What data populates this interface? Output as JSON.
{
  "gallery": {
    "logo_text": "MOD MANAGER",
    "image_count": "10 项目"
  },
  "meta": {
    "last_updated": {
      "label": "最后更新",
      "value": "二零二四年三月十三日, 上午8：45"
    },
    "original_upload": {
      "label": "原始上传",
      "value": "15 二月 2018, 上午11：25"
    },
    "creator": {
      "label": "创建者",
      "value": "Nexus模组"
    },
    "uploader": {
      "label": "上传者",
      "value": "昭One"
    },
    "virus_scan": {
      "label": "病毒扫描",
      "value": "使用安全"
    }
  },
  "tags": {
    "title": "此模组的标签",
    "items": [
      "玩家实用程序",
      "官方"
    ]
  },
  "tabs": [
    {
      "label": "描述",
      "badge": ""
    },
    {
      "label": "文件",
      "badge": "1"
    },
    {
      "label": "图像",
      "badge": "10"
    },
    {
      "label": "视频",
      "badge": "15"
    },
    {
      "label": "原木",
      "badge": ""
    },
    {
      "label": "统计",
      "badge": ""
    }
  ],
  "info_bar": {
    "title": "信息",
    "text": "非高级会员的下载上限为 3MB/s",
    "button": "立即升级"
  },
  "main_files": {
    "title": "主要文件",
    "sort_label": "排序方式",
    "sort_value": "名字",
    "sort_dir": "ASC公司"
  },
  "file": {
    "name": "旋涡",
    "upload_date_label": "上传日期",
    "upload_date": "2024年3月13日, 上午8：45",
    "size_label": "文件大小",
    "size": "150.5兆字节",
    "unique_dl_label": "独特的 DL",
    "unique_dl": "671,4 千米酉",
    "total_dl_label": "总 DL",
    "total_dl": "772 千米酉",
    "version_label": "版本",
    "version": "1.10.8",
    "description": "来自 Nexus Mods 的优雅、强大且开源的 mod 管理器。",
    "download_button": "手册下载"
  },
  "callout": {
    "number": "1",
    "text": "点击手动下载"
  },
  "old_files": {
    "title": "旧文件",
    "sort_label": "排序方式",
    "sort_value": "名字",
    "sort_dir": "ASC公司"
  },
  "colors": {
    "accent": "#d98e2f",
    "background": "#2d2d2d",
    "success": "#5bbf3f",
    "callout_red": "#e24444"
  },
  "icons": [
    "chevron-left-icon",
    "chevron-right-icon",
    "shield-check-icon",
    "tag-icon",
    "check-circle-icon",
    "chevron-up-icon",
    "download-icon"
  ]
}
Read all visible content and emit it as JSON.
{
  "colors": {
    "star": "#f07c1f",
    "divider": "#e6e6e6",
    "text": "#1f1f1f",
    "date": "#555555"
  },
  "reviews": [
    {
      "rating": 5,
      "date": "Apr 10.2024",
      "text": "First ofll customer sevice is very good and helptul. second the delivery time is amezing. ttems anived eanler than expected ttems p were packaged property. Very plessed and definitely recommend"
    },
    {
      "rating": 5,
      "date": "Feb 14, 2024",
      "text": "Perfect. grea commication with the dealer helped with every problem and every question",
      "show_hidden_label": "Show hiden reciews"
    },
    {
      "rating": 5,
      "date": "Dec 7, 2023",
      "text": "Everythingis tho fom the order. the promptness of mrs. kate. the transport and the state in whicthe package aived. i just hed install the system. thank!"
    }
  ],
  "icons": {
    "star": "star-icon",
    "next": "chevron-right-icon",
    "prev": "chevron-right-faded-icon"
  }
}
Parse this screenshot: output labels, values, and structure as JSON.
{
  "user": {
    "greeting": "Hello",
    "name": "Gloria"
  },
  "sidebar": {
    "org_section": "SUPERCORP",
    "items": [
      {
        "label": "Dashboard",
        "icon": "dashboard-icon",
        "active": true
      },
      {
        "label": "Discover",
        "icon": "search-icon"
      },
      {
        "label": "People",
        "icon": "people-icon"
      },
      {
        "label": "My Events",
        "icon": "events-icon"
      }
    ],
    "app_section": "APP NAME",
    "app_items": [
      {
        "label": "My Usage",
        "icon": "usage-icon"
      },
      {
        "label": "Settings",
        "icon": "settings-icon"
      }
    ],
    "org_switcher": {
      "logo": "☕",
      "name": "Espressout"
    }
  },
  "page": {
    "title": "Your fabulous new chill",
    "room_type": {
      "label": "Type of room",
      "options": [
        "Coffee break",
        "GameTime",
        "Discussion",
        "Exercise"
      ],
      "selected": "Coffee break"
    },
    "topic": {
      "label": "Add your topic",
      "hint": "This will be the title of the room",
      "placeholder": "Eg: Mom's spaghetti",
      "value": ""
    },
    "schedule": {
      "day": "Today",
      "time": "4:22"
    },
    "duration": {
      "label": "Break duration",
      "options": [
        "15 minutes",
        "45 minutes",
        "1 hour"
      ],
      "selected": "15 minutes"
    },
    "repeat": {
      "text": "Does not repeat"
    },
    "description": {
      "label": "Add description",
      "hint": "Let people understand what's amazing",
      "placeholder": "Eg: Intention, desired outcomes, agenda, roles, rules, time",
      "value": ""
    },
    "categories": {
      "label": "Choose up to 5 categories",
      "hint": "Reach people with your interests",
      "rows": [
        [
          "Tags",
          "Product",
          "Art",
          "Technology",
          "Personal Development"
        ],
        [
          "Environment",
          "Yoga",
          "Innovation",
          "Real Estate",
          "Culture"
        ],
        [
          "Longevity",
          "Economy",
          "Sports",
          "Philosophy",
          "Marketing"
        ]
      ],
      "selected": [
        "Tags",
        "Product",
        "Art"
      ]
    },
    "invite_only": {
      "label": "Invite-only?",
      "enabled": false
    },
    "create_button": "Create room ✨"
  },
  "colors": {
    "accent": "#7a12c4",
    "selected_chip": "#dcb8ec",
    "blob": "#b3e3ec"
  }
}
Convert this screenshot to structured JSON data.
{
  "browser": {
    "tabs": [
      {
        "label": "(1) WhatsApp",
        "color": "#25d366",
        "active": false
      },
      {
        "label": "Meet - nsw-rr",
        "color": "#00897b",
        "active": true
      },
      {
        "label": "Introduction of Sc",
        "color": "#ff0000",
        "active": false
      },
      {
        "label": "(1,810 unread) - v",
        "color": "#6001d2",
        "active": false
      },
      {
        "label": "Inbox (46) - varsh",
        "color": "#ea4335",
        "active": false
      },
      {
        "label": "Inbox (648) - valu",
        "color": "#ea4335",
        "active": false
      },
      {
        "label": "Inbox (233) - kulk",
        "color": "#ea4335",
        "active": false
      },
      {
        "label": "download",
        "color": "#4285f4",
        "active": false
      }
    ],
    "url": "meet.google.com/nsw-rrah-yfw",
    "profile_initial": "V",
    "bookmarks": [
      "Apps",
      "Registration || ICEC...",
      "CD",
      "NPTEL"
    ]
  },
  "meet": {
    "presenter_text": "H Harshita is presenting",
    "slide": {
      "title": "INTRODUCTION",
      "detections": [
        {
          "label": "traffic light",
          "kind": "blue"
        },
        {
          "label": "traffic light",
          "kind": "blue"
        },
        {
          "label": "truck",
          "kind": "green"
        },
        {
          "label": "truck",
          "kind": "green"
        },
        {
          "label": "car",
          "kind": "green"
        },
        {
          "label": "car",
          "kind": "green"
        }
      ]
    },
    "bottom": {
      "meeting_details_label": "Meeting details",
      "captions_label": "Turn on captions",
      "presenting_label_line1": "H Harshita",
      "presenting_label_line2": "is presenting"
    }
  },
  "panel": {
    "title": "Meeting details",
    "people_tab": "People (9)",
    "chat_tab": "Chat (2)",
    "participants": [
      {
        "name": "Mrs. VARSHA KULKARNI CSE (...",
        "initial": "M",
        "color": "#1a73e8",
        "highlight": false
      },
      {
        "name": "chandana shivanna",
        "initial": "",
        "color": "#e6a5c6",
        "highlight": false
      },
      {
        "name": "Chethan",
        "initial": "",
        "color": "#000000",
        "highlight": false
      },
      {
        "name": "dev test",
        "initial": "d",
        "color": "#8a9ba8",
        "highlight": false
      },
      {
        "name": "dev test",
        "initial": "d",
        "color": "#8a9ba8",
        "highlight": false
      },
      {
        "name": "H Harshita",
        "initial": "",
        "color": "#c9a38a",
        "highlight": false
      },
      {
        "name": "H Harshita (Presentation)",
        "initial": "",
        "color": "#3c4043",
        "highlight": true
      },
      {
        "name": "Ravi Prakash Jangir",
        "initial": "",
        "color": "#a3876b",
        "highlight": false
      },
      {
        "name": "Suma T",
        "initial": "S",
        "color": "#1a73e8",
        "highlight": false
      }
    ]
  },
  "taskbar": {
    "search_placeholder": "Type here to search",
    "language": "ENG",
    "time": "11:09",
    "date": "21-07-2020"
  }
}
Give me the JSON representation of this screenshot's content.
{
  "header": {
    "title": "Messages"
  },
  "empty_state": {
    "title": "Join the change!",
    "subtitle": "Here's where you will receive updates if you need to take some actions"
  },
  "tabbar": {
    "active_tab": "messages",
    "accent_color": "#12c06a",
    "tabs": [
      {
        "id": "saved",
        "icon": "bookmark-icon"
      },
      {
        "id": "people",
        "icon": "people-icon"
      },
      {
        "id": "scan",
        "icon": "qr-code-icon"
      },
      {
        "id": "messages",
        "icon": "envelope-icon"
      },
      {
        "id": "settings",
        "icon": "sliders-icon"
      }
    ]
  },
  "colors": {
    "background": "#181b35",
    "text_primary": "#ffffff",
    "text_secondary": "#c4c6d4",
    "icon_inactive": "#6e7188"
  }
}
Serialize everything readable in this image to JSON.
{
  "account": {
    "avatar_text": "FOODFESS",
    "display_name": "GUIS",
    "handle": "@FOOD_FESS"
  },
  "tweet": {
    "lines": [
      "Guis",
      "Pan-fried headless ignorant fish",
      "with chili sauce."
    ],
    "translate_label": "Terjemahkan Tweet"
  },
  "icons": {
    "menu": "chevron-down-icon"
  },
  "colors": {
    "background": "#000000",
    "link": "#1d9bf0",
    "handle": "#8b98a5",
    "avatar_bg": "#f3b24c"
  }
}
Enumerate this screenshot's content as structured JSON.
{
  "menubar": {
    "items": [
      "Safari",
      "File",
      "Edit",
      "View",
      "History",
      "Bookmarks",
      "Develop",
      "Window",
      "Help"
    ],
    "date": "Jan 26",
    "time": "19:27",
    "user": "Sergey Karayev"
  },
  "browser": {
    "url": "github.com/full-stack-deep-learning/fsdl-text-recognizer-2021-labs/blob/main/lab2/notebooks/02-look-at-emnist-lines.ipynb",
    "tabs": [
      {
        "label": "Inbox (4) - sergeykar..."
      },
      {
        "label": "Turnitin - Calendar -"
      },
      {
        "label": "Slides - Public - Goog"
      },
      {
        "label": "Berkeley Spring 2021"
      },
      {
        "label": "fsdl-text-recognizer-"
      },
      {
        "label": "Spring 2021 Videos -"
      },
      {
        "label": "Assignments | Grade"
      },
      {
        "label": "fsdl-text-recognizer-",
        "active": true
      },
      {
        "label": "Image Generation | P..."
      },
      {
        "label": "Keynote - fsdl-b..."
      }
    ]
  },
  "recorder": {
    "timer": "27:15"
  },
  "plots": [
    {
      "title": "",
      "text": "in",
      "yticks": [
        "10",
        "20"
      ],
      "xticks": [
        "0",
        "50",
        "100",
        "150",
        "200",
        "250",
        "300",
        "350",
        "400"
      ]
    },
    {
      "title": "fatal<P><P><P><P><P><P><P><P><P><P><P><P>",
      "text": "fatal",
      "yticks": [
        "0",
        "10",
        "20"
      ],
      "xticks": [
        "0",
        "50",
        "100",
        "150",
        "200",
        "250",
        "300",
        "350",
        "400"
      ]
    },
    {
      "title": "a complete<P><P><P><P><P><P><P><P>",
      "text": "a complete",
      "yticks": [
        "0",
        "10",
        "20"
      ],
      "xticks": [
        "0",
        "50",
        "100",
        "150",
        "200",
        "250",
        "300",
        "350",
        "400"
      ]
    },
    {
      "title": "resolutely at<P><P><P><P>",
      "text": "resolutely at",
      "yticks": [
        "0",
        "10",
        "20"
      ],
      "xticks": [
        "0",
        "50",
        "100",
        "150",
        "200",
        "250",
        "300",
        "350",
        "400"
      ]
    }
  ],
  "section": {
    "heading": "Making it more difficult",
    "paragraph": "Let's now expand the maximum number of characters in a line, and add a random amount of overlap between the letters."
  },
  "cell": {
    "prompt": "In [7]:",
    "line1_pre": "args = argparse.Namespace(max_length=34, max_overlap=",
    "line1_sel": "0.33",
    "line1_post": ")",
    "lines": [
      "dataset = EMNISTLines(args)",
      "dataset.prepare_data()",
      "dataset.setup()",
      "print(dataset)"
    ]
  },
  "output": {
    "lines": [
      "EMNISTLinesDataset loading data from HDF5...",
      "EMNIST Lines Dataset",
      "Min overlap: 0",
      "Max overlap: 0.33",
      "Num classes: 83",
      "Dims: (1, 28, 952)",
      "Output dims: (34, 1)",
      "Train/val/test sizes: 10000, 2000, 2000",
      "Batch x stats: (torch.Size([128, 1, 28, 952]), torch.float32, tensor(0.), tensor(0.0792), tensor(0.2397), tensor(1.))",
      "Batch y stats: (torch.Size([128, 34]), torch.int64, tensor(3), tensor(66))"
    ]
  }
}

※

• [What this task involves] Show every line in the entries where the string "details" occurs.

• [The answer]
      "meeting_details_label": "Meeting details",
    "title": "Meeting details",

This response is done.